━━ SUPPLIED DATA

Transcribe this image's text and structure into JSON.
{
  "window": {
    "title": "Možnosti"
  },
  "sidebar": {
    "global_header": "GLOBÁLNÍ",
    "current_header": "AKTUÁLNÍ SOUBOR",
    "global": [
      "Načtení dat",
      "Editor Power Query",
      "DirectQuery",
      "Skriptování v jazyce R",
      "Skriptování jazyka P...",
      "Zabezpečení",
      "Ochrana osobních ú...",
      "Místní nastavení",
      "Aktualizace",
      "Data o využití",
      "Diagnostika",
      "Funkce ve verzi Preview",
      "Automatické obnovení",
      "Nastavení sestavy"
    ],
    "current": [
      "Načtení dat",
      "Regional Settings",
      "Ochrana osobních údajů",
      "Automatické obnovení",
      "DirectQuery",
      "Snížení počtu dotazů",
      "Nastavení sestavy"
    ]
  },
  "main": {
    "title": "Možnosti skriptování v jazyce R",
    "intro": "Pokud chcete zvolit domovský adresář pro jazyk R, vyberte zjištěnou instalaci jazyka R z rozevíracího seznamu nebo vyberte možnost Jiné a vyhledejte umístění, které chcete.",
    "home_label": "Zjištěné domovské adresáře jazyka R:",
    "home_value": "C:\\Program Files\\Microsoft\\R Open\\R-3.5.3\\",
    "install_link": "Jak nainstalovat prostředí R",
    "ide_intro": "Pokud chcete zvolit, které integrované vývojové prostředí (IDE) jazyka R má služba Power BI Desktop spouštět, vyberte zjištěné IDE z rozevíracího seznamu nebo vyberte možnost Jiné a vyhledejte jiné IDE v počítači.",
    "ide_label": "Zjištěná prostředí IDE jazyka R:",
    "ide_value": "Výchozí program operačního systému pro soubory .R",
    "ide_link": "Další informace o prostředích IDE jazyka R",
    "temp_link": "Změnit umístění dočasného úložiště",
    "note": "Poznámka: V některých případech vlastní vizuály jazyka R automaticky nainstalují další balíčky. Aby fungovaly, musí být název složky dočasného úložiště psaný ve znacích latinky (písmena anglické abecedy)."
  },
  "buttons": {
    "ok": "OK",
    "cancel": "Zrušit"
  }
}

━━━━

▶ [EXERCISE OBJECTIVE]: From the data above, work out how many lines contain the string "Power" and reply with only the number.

▶ [EXERCISE OUTPUT]: 2